Howard's proposals include negotiating with ISPs to create filters that household coulds tailor to block content and an additional $43 million to the Australian Federal Police to increase efforts in finding and apprehending online predators, including increased patrols of chatrooms and services like Facebook and MySpace, as well as discussions with legal authorities and the Internet industry about getting information about predators that might be protected by current privacy laws.
Public libraries with computers for customers also would be included in the program.
The prime minister and opposition Labor leader Kevin Rudd addressed the Christian group and took questions. Howard and Rudd appeared separately and did not debate each other.
The Australian Christian Lobby, which calls itself "a voice for values," has been encouraging members of Parliament to support restrictions on online material, particularly though mandatory ISP filtering.
Last year, Australia's Labor Party proposed a filtered "clean feed" Internet service for households, schools and public internet points accessible by children.
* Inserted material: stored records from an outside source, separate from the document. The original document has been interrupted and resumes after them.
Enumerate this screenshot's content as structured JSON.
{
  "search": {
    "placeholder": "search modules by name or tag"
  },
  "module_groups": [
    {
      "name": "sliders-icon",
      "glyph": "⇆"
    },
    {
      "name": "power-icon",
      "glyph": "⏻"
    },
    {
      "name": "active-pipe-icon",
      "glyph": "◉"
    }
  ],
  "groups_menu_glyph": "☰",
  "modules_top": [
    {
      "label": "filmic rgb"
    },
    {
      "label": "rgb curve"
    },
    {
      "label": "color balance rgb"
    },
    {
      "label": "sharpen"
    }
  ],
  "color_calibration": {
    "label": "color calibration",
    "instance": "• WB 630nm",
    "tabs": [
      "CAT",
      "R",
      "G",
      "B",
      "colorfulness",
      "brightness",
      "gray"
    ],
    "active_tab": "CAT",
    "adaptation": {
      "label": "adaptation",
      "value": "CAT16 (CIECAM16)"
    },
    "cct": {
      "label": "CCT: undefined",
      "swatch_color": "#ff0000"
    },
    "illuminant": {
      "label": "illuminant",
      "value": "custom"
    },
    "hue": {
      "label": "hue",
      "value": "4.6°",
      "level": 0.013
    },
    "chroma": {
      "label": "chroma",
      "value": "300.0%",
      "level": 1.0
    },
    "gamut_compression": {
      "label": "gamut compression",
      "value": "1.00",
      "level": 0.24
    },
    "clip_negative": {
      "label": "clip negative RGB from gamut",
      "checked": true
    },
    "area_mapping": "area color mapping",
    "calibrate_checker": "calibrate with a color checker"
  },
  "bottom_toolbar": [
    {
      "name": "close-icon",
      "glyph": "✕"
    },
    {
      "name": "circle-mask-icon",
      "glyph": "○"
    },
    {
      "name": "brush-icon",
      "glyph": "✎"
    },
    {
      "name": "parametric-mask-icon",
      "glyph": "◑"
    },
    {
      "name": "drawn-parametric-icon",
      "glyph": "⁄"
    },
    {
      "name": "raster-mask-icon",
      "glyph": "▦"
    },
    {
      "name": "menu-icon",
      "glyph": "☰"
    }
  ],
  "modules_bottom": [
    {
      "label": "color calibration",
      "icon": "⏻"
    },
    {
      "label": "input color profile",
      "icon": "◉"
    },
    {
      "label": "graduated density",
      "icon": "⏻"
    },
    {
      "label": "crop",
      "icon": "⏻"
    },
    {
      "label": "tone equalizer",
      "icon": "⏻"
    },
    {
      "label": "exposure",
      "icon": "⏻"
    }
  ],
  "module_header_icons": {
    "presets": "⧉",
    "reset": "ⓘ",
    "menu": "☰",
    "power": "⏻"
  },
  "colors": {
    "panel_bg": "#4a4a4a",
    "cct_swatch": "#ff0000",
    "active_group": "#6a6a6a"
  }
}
The clean feed system would block content that has been identified as prohibited by the Australian Communications and Media Authority, including child pornography, acts of extreme violence or cruelty and X-rated material. Under the proposal, clean feed would be the default, and adults who choose to opt out of the program would have to request it from their ISP.